The film covers his early days at the Chicago Sun Times, where after being employed at the paper for just six months, he was given the title of film critic of the paper. There are a number of people interviewed from his days on the paper, and the film doesn’t shrink back from Ebert’s bad qualities. As one of his colleges says in the film; “He’s an asshole, but he is my asshole.” Roger dominated almost any conversation that went on during that time period. As one former bar mate says “Roger was not just the star of his movie that was his life, we was also its director.”
For many early years, Roger drank at bars near the paper late into the night. The film talks frankly about this period and also about Roger’s joining AA to quit drinking. In fact, we learn that Roger met the love of his life, his wife Chaz, at an AA meeting. While Roger was open about his battle with alcohol, until this film, Chaz has never openly admitted being in AA. The film does an incredible job of showing the love between Roger and Chaz. The relationship was quite a surprise for both of them. Roger was convinced that he would never find a soul mate and Chaz, was a proud, independent black woman who had never even considered dating a white man, much less falling in love and creating a well live life together. They were perfect fit for each other, and it showed till the end of his life.
The film blends in some of Roger’s more famous film reviews, letting us understand and feel just how he looked at film and the excitement he felt when he discovered a movie he could champion. The film also does a great job showing us the dynamic between Roger and Gene Siskel, the rival Chicago Tribune film critic that would be forever tied to Ebert. The film showcases that the two were rivals, barely acknowledging each other until they were on camera.
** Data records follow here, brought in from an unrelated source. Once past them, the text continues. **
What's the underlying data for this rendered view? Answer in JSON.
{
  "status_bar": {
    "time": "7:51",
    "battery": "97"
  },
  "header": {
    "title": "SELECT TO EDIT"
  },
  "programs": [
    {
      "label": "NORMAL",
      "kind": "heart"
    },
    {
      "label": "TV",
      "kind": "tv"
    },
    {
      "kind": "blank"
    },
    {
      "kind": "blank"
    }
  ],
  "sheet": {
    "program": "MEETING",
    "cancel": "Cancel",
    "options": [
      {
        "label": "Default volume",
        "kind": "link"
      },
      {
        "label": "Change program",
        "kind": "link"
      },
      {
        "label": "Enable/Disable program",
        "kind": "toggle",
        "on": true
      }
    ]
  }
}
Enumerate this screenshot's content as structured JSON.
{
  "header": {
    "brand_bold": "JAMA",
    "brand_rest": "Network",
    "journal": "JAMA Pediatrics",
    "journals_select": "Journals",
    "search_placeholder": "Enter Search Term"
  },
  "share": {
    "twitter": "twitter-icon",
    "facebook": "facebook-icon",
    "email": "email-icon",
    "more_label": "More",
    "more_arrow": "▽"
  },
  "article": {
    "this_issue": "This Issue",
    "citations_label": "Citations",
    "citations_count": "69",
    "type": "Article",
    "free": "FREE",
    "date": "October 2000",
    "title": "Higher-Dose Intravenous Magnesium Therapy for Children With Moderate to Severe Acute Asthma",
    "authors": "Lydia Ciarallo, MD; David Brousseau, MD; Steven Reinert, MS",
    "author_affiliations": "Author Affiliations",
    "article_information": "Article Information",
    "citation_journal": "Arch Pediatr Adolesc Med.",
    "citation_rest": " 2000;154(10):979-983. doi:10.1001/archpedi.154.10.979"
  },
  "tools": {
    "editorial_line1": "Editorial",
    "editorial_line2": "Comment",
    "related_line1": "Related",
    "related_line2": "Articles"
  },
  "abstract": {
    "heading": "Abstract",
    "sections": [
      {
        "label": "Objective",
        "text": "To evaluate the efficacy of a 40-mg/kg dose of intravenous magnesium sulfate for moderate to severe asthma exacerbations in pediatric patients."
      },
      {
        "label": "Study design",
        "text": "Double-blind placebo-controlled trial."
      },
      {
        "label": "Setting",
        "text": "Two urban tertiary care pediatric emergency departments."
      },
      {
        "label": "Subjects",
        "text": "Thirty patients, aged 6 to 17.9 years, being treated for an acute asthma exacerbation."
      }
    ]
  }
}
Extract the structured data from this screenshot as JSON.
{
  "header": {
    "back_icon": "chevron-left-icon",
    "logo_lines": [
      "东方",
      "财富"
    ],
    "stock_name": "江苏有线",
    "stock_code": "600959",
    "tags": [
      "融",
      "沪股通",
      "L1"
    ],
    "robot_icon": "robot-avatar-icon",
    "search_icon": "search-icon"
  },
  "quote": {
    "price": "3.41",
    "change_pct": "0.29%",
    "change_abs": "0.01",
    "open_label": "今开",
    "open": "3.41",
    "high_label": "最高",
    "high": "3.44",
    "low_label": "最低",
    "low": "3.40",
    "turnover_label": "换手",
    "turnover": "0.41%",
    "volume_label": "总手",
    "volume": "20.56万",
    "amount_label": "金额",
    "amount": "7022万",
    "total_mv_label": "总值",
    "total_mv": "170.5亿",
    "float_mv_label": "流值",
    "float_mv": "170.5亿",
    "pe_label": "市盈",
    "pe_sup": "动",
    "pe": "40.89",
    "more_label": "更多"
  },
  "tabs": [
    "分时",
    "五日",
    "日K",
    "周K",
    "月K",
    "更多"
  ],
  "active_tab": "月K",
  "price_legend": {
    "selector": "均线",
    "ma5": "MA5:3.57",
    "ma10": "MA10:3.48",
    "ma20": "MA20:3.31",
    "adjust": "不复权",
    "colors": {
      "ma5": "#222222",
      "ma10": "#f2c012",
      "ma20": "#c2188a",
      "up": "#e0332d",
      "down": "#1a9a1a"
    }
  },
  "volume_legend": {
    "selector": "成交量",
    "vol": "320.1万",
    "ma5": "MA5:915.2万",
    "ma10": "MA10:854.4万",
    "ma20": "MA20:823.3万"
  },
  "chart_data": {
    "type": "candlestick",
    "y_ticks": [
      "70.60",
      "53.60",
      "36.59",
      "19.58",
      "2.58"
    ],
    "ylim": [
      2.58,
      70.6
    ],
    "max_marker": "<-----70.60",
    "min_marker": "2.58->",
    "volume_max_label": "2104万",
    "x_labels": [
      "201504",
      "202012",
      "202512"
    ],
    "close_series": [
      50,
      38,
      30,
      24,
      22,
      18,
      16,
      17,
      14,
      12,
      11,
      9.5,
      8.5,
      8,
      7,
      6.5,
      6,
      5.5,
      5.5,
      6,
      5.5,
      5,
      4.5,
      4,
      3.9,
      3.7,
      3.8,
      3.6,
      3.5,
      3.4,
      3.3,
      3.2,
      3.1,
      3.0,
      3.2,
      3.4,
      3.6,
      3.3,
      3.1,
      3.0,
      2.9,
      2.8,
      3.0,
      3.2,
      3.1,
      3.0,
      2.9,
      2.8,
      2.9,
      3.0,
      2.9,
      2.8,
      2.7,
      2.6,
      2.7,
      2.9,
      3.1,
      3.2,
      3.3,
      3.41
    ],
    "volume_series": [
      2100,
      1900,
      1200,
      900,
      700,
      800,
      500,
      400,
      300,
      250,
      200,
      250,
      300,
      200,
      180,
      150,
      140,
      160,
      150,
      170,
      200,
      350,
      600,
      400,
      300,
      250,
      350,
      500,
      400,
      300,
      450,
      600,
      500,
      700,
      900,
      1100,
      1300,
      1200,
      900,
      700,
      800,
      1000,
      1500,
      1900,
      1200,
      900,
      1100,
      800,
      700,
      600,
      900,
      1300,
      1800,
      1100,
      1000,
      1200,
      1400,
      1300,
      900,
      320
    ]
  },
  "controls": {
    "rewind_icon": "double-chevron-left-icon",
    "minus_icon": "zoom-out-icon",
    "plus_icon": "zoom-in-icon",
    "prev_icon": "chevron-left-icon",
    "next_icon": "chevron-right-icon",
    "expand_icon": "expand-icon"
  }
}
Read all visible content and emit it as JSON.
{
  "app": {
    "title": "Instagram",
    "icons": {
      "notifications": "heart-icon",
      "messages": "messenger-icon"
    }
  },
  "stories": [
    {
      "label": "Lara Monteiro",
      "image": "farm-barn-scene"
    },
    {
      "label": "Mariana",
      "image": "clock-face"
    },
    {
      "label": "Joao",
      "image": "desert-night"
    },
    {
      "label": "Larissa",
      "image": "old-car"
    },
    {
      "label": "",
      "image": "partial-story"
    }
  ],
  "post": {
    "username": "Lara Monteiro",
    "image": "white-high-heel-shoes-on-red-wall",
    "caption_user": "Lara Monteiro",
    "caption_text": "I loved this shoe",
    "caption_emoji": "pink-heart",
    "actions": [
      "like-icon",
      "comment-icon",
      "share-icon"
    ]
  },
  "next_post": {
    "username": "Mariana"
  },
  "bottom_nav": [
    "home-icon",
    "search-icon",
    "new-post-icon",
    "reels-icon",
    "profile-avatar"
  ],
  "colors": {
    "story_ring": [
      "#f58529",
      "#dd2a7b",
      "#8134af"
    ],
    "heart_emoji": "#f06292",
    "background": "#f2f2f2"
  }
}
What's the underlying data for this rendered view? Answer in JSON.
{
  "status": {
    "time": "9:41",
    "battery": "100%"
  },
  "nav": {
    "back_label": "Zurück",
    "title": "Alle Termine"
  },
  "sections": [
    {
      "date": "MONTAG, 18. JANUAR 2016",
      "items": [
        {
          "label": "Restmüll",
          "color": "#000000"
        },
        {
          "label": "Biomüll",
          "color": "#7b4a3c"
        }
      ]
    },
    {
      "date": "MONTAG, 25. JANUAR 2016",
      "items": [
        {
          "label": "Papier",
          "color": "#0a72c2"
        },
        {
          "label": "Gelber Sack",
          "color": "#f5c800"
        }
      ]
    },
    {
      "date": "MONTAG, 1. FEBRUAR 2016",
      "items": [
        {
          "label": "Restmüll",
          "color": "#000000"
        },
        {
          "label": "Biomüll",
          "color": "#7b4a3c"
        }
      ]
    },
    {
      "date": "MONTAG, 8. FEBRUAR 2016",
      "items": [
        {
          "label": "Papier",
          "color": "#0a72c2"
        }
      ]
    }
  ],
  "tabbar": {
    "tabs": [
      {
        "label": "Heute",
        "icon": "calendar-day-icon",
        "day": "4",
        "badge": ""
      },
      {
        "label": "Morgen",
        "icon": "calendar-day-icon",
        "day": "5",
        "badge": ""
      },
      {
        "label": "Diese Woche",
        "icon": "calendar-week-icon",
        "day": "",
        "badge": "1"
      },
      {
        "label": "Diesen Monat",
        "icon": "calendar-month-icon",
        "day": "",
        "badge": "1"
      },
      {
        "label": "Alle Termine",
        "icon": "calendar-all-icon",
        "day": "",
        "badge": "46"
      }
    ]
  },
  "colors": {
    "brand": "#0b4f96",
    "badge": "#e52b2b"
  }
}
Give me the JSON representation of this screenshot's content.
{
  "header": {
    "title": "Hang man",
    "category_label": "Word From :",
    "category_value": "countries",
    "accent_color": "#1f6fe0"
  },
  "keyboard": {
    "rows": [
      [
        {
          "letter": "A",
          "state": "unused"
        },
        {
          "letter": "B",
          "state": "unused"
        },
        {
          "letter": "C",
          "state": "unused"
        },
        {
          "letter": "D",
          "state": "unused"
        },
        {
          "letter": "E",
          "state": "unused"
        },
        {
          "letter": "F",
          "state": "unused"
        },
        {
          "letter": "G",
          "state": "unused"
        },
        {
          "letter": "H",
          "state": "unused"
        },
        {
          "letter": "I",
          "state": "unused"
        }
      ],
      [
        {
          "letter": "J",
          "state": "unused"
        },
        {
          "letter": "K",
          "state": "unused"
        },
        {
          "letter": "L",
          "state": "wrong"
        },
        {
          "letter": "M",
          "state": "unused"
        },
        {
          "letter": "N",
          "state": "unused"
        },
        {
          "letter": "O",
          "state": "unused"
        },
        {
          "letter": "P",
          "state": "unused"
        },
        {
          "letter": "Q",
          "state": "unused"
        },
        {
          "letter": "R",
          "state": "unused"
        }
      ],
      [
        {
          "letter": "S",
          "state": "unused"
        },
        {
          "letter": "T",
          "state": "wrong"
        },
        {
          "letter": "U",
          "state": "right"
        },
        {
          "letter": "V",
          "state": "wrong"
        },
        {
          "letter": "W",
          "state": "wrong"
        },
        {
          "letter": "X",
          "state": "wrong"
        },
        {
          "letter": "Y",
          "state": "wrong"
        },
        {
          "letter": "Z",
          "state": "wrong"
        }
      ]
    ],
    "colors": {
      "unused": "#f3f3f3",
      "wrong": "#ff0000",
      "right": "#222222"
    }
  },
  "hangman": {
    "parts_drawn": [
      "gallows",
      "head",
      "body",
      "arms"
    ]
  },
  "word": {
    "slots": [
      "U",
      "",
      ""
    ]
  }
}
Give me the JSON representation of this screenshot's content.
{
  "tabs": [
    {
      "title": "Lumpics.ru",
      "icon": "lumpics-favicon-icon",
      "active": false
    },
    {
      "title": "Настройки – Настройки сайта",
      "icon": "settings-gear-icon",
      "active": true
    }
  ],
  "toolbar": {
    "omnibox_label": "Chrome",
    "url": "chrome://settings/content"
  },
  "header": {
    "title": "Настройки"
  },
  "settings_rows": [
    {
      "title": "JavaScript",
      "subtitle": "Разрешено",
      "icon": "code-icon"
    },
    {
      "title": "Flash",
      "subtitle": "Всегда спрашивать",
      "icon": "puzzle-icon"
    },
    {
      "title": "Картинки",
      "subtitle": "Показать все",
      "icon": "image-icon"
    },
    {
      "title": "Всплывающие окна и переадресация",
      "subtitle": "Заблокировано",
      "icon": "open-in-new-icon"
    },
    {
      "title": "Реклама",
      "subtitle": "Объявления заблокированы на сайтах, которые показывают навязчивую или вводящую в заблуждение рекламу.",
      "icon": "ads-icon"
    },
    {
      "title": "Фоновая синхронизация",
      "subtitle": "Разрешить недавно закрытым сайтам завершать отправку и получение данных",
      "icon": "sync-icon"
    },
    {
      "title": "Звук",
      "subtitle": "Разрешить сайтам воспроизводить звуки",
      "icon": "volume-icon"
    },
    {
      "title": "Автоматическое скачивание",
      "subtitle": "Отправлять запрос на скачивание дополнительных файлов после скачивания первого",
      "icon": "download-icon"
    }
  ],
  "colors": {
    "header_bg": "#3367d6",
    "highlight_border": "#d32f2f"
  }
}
The movie goes in depth on the creation of their famous show, a program that early on wasn’t a great success but soon made Siskel and Ebert, with their two “thumbs up,” the most popular film critics in the world. As the producer of their “Siskel and Ebert and the Movies” TV show says “At first the studios helped us. Then they hated us, and finally, they feared us.” The movie does an excellent job of showing the working relationship between the two, showing some hilarious outtakes of their review show. One of the most fascinating aspects of the film is how Siskel and Ebert decided everything that they disagreed with while producing the show. Whether it was which name would go first on the title or who would sit next to Johnny Carson on “The Tonight Show,” it was all settled by a flip of a coin.
This is a fascinating film, sometimes sad, sometimes funny, but never dull or slow moving. Roger Ebert was an intelligent man who could express himself so well that he won the Pulitzer Prize; something at the time had never been won by a film critic. As one of his colleagues describes Roger as “The definitive mainstream film critic in American letters.” The film is worthy of its subject and ultimately we come away from the film knowing that Ebert as the great film director Martin Scorsese says about the man “He really loved films.” My Rating: I Would Pay to See it Again
My movie rating system from Best to Worst: 1). I Would Pay to See it Again 2). Full Price 3). Bargain Matinee 4). Cable 5). You Would Have to Pay Me to See it Again
“Life Itself” is playing at Landmark Midtown Art Cinema